(Task item)
Locate the word "this" in the entries below, then gather every line that holds it.

Interface dataset entries
# # # # #

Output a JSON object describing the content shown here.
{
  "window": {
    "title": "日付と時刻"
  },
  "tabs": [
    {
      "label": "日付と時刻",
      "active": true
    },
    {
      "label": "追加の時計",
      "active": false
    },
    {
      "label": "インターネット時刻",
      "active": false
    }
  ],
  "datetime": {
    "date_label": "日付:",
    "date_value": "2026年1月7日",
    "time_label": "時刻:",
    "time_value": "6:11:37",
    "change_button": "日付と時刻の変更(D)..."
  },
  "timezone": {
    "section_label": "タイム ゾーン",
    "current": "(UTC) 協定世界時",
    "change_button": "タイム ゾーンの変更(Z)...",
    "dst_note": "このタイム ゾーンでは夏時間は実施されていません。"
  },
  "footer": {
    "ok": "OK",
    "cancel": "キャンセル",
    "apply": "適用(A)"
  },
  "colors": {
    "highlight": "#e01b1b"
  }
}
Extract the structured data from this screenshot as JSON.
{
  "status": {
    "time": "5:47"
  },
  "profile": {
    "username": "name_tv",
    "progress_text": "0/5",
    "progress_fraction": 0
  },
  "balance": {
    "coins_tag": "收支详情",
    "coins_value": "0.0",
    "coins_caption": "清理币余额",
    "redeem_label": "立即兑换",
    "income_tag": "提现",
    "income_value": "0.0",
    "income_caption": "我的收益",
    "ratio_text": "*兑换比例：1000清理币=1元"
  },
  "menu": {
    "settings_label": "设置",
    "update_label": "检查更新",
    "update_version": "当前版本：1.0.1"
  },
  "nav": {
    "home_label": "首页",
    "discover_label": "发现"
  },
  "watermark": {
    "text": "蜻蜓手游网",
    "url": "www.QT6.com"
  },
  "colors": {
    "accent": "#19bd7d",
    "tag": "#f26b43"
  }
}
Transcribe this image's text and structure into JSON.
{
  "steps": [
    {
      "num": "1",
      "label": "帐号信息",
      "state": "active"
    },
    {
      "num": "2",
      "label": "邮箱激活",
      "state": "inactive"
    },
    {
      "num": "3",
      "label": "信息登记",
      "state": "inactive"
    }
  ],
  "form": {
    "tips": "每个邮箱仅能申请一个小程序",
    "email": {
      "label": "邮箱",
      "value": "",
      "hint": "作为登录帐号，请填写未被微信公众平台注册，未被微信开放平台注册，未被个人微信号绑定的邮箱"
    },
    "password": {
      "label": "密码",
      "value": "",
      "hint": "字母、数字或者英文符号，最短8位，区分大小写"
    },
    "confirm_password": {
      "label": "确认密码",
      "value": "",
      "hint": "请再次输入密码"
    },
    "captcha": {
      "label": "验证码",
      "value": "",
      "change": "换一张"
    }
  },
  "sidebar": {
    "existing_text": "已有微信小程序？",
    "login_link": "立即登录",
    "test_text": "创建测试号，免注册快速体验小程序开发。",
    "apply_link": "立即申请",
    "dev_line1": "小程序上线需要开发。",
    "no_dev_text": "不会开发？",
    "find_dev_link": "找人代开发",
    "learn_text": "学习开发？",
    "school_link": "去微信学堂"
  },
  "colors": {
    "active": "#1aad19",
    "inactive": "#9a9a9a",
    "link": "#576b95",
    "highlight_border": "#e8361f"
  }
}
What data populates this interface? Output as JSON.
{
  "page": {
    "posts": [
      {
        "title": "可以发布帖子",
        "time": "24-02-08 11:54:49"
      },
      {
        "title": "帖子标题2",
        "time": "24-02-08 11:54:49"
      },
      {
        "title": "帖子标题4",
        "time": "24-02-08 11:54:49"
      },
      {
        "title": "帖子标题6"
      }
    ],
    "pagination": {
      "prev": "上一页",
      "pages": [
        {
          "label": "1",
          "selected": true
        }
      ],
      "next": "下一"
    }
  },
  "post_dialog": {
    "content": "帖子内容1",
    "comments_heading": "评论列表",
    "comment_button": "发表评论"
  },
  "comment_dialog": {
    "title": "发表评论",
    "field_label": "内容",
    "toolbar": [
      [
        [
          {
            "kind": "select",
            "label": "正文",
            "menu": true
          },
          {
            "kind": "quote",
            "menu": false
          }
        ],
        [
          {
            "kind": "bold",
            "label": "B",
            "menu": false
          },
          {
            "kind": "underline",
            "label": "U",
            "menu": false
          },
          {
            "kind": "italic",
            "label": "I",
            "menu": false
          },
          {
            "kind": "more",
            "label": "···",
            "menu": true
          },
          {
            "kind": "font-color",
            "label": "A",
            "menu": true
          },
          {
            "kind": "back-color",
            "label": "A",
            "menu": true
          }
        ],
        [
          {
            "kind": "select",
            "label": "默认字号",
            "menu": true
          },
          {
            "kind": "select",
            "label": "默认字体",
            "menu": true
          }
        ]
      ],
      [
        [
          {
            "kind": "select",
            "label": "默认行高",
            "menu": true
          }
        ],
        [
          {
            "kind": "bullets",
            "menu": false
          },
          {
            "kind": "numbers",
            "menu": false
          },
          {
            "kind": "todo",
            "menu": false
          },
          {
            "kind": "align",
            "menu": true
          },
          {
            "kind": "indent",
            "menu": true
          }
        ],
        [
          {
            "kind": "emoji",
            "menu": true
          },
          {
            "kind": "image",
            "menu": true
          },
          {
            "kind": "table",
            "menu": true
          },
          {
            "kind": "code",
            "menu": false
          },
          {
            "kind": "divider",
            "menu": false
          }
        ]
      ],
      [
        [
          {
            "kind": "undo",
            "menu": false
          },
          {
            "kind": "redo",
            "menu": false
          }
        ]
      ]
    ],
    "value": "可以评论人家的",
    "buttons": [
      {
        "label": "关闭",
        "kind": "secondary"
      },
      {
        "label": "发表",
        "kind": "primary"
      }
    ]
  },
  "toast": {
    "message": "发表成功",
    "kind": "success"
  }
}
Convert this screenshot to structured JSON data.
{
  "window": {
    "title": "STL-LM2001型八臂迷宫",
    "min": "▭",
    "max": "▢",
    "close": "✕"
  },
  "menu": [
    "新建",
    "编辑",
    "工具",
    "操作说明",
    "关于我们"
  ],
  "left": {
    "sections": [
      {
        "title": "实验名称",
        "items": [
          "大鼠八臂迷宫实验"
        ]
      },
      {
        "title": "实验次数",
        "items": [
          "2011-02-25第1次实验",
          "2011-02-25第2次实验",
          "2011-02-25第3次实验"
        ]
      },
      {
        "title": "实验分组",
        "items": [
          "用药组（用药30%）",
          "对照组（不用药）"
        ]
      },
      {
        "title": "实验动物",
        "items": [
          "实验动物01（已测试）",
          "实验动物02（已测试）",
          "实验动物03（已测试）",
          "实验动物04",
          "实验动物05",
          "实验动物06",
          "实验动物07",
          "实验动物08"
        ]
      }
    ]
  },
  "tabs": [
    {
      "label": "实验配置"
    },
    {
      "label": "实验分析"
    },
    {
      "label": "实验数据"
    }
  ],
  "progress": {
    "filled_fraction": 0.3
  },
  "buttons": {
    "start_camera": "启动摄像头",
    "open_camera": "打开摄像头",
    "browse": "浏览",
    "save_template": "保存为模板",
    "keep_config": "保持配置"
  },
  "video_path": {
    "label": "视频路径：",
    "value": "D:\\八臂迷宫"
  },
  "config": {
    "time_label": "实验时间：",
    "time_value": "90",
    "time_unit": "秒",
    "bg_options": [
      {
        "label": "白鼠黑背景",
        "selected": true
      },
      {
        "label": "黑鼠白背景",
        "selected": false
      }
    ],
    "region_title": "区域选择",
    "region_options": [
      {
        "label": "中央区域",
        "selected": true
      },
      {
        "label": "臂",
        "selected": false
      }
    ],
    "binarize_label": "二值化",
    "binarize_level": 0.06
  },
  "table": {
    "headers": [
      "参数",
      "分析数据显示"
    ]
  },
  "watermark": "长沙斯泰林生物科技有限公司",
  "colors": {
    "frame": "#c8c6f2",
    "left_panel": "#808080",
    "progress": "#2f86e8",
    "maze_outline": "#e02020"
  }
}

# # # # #

(Result below)
Extract the structured data from this screenshot as JSON.
Transcribe this image's text and structure into JSON.
What data populates this interface? Output as JSON.
Convert this screenshot to structured JSON data.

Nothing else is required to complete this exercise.